**MDPI and ACS Style**

Wang, Z.; Yang, Y.; Guo, Z.; Hu, Q.; Wang, X.; Zhang, Y.; Li, J.; Zhang, Y.
Experimental Investigations on the Cavitation Bubble Dynamics near the Boundary of a Narrow Gap. *Symmetry* **2024**, *16*, 541.
https://doi.org/10.3390/sym16050541

**AMA Style**

Wang Z, Yang Y, Guo Z, Hu Q, Wang X, Zhang Y, Li J, Zhang Y.
Experimental Investigations on the Cavitation Bubble Dynamics near the Boundary of a Narrow Gap. *Symmetry*. 2024; 16(5):541.
https://doi.org/10.3390/sym16050541

**Chicago/Turabian Style**

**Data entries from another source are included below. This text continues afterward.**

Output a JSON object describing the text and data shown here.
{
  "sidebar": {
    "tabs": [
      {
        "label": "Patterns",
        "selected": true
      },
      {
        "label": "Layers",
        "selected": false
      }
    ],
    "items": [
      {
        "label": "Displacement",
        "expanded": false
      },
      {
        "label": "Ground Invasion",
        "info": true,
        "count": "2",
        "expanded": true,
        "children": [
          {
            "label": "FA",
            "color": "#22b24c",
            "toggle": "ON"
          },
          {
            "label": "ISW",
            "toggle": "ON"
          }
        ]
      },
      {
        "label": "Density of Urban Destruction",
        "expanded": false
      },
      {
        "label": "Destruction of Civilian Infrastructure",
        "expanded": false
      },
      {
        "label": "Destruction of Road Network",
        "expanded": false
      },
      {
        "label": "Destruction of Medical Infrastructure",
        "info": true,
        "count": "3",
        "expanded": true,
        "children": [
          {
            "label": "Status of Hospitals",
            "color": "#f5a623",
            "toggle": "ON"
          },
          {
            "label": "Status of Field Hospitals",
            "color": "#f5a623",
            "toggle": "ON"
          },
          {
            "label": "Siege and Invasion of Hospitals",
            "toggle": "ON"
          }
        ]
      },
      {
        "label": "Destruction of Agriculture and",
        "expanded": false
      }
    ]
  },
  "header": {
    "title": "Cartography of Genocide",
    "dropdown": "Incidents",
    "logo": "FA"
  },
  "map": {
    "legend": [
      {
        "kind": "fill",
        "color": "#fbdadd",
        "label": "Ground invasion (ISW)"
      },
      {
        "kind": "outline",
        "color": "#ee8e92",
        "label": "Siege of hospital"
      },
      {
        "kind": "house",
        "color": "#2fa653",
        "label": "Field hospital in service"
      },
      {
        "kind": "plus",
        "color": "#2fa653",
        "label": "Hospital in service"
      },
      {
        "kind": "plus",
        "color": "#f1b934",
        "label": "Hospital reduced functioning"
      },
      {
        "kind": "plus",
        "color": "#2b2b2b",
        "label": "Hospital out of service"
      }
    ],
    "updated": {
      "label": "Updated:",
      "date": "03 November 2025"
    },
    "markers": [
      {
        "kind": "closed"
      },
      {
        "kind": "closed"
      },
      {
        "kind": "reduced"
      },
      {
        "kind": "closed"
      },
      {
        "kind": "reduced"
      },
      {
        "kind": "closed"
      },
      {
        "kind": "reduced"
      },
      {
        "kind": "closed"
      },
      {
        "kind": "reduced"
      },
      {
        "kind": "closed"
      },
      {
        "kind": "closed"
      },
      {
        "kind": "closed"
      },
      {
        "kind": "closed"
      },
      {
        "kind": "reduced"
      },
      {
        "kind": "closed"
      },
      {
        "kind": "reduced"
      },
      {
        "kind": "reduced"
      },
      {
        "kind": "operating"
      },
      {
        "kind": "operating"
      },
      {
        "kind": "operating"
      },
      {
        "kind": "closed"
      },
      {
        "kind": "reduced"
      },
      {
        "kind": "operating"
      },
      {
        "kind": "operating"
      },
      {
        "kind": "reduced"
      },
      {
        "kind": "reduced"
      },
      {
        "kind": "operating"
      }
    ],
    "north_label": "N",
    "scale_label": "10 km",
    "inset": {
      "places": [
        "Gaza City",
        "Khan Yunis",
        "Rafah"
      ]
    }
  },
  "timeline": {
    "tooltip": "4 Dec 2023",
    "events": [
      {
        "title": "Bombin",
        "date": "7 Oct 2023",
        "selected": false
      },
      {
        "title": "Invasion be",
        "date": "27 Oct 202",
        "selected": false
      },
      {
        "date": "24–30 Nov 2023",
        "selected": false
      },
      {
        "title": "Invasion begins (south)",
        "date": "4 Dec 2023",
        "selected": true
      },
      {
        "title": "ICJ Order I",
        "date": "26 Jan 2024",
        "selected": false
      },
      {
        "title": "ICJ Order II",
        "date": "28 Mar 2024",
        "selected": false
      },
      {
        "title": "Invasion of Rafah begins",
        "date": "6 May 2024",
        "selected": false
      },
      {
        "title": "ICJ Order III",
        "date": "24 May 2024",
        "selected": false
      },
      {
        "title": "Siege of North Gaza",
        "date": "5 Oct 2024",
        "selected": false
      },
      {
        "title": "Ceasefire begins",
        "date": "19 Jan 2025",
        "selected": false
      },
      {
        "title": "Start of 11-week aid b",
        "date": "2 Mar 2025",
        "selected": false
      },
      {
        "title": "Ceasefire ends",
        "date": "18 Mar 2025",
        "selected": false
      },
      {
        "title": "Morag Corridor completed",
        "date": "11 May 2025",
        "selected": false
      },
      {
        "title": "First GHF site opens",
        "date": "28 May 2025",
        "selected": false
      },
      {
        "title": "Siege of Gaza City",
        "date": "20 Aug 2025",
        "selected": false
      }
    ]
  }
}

Wang, Zhifeng, Yihao Yang, Zitong Guo, Qingyi Hu, Xiaoyu Wang, Yuning Zhang, Jingtao Li, and Yuning Zhang.
2024. "Experimental Investigations on the Cavitation Bubble Dynamics near the Boundary of a Narrow Gap" *Symmetry* 16, no. 5: 541.
https://doi.org/10.3390/sym16050541